# Practical example for recurrence relation of merge sort with more than 2 sublists

I couldn't wrap my head around for finding an example for the following recurrence.

$T(n) = a T(n/b) + f(n)$ where $a \neq b$ and $b > 1$

If we divide n elements with b, it should give us a sublists each with size n/b

Could somebody please give me a practical example of this?

• What do you mean by "practical"? You could trivially make $a>b$ by repeating some recurrences.
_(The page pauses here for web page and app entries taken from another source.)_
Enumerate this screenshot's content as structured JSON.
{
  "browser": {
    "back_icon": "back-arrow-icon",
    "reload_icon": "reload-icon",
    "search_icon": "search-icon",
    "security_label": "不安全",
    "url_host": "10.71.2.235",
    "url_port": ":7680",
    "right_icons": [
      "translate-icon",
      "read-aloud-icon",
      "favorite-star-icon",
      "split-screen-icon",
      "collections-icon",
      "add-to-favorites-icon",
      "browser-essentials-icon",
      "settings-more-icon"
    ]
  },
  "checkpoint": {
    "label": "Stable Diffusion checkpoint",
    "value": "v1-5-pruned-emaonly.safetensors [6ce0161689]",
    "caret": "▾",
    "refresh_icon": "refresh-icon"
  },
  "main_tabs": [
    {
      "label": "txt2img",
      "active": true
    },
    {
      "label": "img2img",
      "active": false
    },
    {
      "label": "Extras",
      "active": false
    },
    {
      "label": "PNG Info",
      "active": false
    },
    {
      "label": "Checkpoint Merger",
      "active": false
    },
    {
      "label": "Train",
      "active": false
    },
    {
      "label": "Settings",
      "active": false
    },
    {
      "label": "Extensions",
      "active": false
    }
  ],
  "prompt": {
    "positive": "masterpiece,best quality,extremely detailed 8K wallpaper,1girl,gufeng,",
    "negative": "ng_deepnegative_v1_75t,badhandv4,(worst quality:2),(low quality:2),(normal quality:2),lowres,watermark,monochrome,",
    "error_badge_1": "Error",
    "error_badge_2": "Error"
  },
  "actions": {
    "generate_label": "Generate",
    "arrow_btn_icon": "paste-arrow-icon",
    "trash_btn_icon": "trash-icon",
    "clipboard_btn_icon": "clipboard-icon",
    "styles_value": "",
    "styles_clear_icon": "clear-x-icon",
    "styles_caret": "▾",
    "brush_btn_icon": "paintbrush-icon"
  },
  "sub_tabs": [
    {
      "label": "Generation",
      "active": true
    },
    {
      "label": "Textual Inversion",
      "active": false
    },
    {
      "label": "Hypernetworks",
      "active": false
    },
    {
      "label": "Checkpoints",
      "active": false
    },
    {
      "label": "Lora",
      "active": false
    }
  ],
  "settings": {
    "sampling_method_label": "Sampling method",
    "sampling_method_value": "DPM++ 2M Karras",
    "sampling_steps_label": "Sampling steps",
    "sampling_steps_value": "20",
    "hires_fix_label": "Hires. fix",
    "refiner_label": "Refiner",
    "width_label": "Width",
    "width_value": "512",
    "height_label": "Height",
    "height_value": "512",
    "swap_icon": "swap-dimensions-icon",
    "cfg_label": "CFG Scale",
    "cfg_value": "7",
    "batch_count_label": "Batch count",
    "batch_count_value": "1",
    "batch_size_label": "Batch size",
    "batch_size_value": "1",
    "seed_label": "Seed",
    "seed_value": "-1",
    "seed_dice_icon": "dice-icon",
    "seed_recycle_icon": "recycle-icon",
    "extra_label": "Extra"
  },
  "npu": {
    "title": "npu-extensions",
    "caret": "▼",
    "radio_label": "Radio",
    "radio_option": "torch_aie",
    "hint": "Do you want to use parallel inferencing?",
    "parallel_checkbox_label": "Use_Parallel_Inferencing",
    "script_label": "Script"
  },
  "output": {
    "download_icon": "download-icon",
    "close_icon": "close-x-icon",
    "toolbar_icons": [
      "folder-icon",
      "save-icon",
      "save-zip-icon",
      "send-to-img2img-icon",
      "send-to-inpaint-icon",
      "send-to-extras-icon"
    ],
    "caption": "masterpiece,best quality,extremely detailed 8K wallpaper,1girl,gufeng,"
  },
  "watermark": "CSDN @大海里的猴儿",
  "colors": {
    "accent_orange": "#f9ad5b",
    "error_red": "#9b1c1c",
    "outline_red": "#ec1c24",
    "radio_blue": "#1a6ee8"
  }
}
You won't be able to get $a<b$ because that would break the $n\log n$ lower bound if $f(n)=\Theta(n)$. Alternatively you could increase $f(n)$ to get $a<b$. Can you give a better description of "practical", because there are many ways to do this.
– ryan
Nov 6 '17 at 18:29
• Consider any divide-and-conquer algorithm like Merge-sort. Let us say I have 12 elements which is n. Lets us say b is 4. Then we get 3 sublists each of size 4. But, as I said in the question, 4 is not $n/b$. Am I confused here? Nov 7 '17 at 1:14
• An example of how to multiply two $n$-bit integers is Karastuba's Algorithm which has recurrence relation $T(n) = 3T(n/2) + cn$. Another example is Strassen's Algorithm for matrix multiplication which has recurrence relation $T(n) = 7T(n/2) + \Theta(n^2)$.
– ryan
Nov 7 '17 at 1:26